Preparing to capture an image of your CRP
Taking an image of the Calibrated Reflectance Panel is a very important part of data collection, as these images help calibrate your data based on the day's lighting conditions.
We recommend taking a capture of the CRP immediately before and after each flight, with the panel flat on the ground in an open area from about 1m in height. This is best done by holding the camera/drone with the sun to your back such that the sun is hitting the panel but light isn't reflected onto the panel from your clothes or from any surrounding objects. Normally this can be achieved by standing directly in front of the CRP with the sun hitting your back, and take one big step to either side so the panel has no shadows being cast over the grey material.
How to capture an image of your CRP
To take a capture with the camera, there are several options:
1) Pushing the trigger/power button of the camera (near the status LED)
2) Pushing the button located on the DLS2. Be careful not to block any of the sensors on the DLS2 while doing this.
3) The capture button on the camera's web interface (this immediately triggers a capture). How do I connect to MicaSense sensors?

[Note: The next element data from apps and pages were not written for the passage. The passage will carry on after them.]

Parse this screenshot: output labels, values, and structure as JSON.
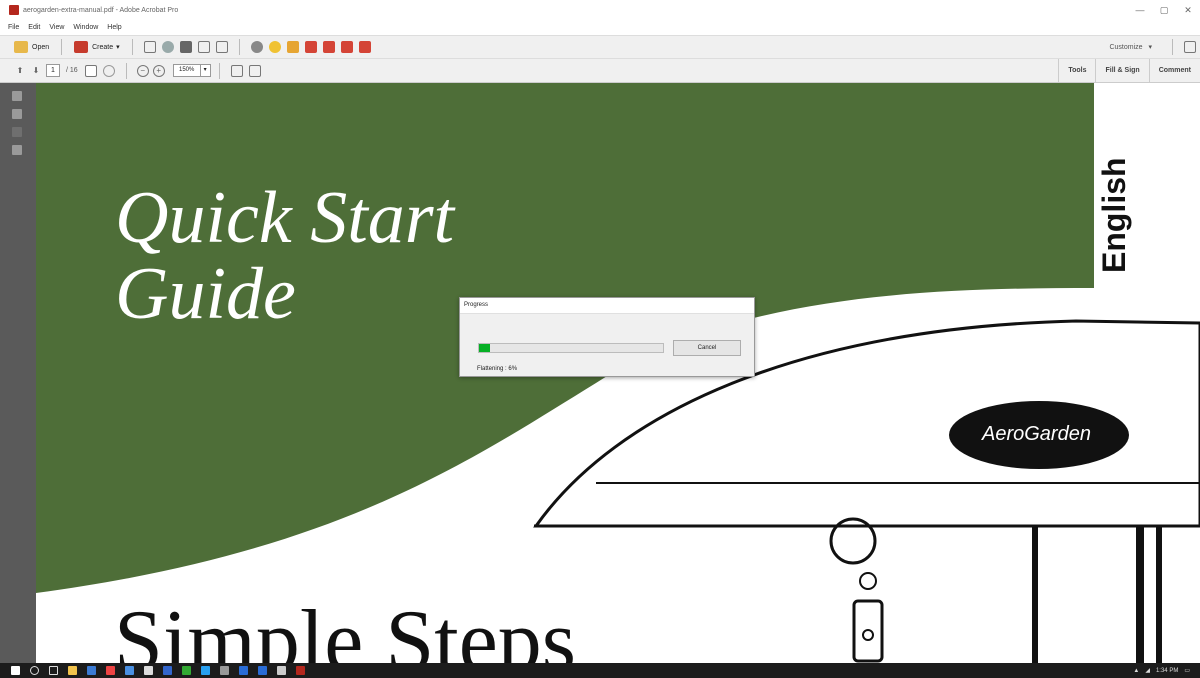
{
  "window": {
    "title": "aerogarden-extra-manual.pdf - Adobe Acrobat Pro",
    "minimize": "—",
    "maximize": "▢",
    "close": "✕"
  },
  "menu": {
    "items": [
      "File",
      "Edit",
      "View",
      "Window",
      "Help"
    ]
  },
  "toolbar": {
    "open_label": "Open",
    "create_label": "Create",
    "create_arrow": "▾",
    "customize_label": "Customize",
    "customize_arrow": "▾"
  },
  "nav": {
    "page_number": "1",
    "page_of": "/ 16",
    "zoom": "150%",
    "zoom_arrow": "▾"
  },
  "right_tabs": {
    "tools": "Tools",
    "fill_sign": "Fill & Sign",
    "comment": "Comment"
  },
  "document": {
    "title_line1": "Quick Start",
    "title_line2": "Guide",
    "language": "English",
    "brand": "AeroGarden",
    "subtitle": "Simple Steps",
    "colors": {
      "green": "#4e6e38"
    }
  },
  "dialog": {
    "title": "Progress",
    "cancel_label": "Cancel",
    "status": "Flattening : 6%",
    "progress": 0.06
  },
  "taskbar": {
    "time": "1:34 PM"
  },
  "icons": [
    "acrobat-icon",
    "folder-icon",
    "create-icon",
    "save-icon",
    "print-icon",
    "email-icon",
    "hand-icon",
    "select-icon",
    "zoom-out-icon",
    "zoom-in-icon",
    "windows-icon",
    "search-icon"
  ]
}
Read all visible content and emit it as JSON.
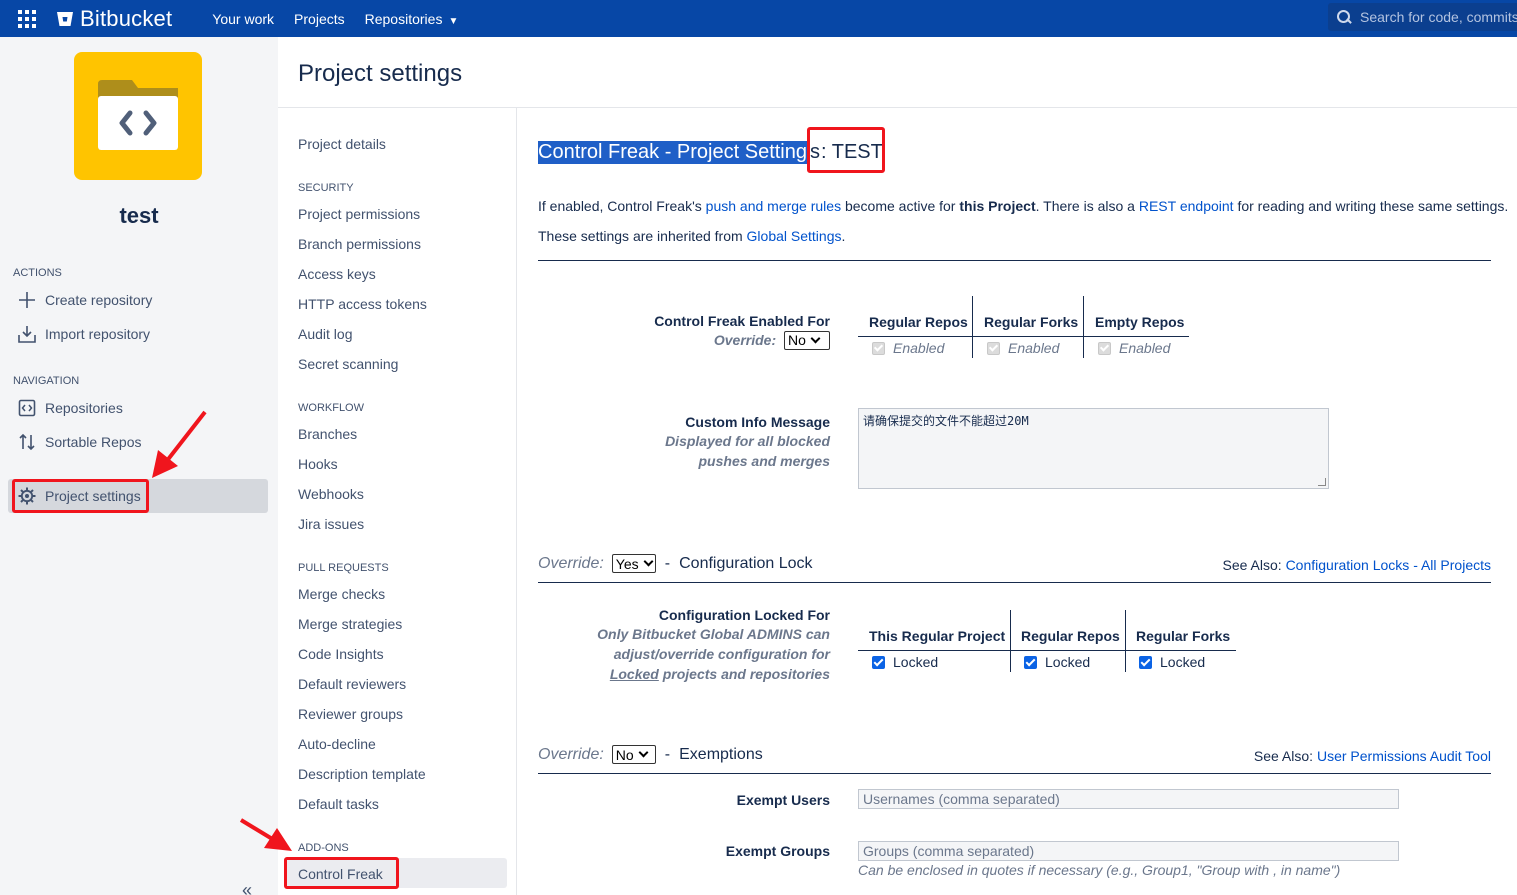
{
  "topbar": {
    "app_name": "Bitbucket",
    "nav": [
      "Your work",
      "Projects",
      "Repositories"
    ],
    "search_placeholder": "Search for code, commits"
  },
  "sidebar": {
    "project_name": "test",
    "actions_heading": "ACTIONS",
    "actions": [
      "Create repository",
      "Import repository"
    ],
    "navigation_heading": "NAVIGATION",
    "navigation": [
      "Repositories",
      "Sortable Repos",
      "Project settings"
    ]
  },
  "page": {
    "title": "Project settings"
  },
  "subnav": {
    "project_details": "Project details",
    "security_heading": "SECURITY",
    "security": [
      "Project permissions",
      "Branch permissions",
      "Access keys",
      "HTTP access tokens",
      "Audit log",
      "Secret scanning"
    ],
    "workflow_heading": "WORKFLOW",
    "workflow": [
      "Branches",
      "Hooks",
      "Webhooks",
      "Jira issues"
    ],
    "pull_requests_heading": "PULL REQUESTS",
    "pull_requests": [
      "Merge checks",
      "Merge strategies",
      "Code Insights",
      "Default reviewers",
      "Reviewer groups",
      "Auto-decline",
      "Description template",
      "Default tasks"
    ],
    "addons_heading": "ADD-ONS",
    "addons": [
      "Control Freak"
    ]
  },
  "content": {
    "heading_highlight": "Control Freak - Project Setting",
    "heading_end": "s",
    "heading_name": ": TEST",
    "intro": {
      "t1": "If enabled, Control Freak's ",
      "link1": "push and merge rules",
      "t2": " become active for ",
      "bold": "this Project",
      "t3": ". There is also a ",
      "link2": "REST endpoint",
      "t4": " for reading and writing these same settings."
    },
    "inherited": {
      "t1": "These settings are inherited from ",
      "link": "Global Settings",
      "t2": "."
    },
    "enabled_for": {
      "label": "Control Freak Enabled For",
      "override_label": "Override:",
      "override_value": "No",
      "columns": [
        "Regular Repos",
        "Regular Forks",
        "Empty Repos"
      ],
      "cell_label": "Enabled"
    },
    "custom_message": {
      "label": "Custom Info Message",
      "sub1": "Displayed for all blocked",
      "sub2": "pushes and merges",
      "value": "请确保提交的文件不能超过20M"
    },
    "config_lock": {
      "override_label": "Override:",
      "override_value": "Yes",
      "dash": "-",
      "title": "Configuration Lock",
      "see_also": "See Also: ",
      "see_also_link": "Configuration Locks - All Projects",
      "label": "Configuration Locked For",
      "sub1": "Only Bitbucket Global ADMINS can",
      "sub2": "adjust/override configuration for",
      "sub3_u": "Locked",
      "sub3": " projects and repositories",
      "columns": [
        "This Regular Project",
        "Regular Repos",
        "Regular Forks"
      ],
      "cell_label": "Locked"
    },
    "exemptions": {
      "override_label": "Override:",
      "override_value": "No",
      "dash": "-",
      "title": "Exemptions",
      "see_also": "See Also: ",
      "see_also_link": "User Permissions Audit Tool",
      "users_label": "Exempt Users",
      "users_placeholder": "Usernames (comma separated)",
      "groups_label": "Exempt Groups",
      "groups_placeholder": "Groups (comma separated)",
      "hint": "Can be enclosed in quotes if necessary (e.g., Group1, \"Group with , in name\")"
    }
  },
  "colors": {
    "topbar": "#0747a6",
    "link": "#0052cc",
    "annotation": "#f0151d",
    "avatar": "#ffc400"
  },
  "icons": [
    "app-switcher-icon",
    "bitbucket-logo-icon",
    "chevron-down-icon",
    "search-icon",
    "plus-icon",
    "import-icon",
    "repository-icon",
    "sort-icon",
    "gear-icon",
    "collapse-icon"
  ]
}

4) The QR mode button (this searches for the QR code and automatically triggers a capture when found). Read more about QR mode here.
You can confirm a capture was successful by seeing the camera and DLS2 status lights flash BLUE. If you're using the web interface you will also see a jpeg preview of each band, which helps to confirm the panel was aligned within the frame of the image.
When capturing images of the panel under fully cloudy skies, take care not to block the incident light from the clouds from showing up on the panel. In cloudy conditions, the aircraft may cast a shadow on the panel but the shadow may not be apparent.
Imaging the panel using the camera by itself outside of the aircraft may be required in the aircraft is very large and blocks a significant portion of the light.
When deciding which panel image to use for processing in Pix4D or other third-party image processing software, choose the panel image taken at a time that best represents the average illumination of the flight. For example, if it was sunny when you took the first panel image but then clouds moved in and covered the sky for the majority of the flight, you would want to ensure you use a panel image that was taken under the cloudy sky.
The look of your CRP may vary depending on when it was manufactured (iterations are distinguished via the serial number, which start with the letters "RP")
Examples of CRP made by MicaSense:
Panel Reflectance Values
While most panels have the 'albedo' values printed by the QR codes, you may want the full list of reflectance values across the entire measured spectrum (typically 250nm to 950nm wavelength). To download your panel's reflectance values, please have your panel's serial number ready and visit micasense.com/prv.
Taking care of your panel
Despite its looks, the CRP should be considered delicate scientific instrument, and requires proper care to prevent the reflectance surface to be compromised. The instructions to take care of your CRP varies depending on the serial number. We've made an article dedicated to this here: Calibrated Reflectance Panel Care Instructions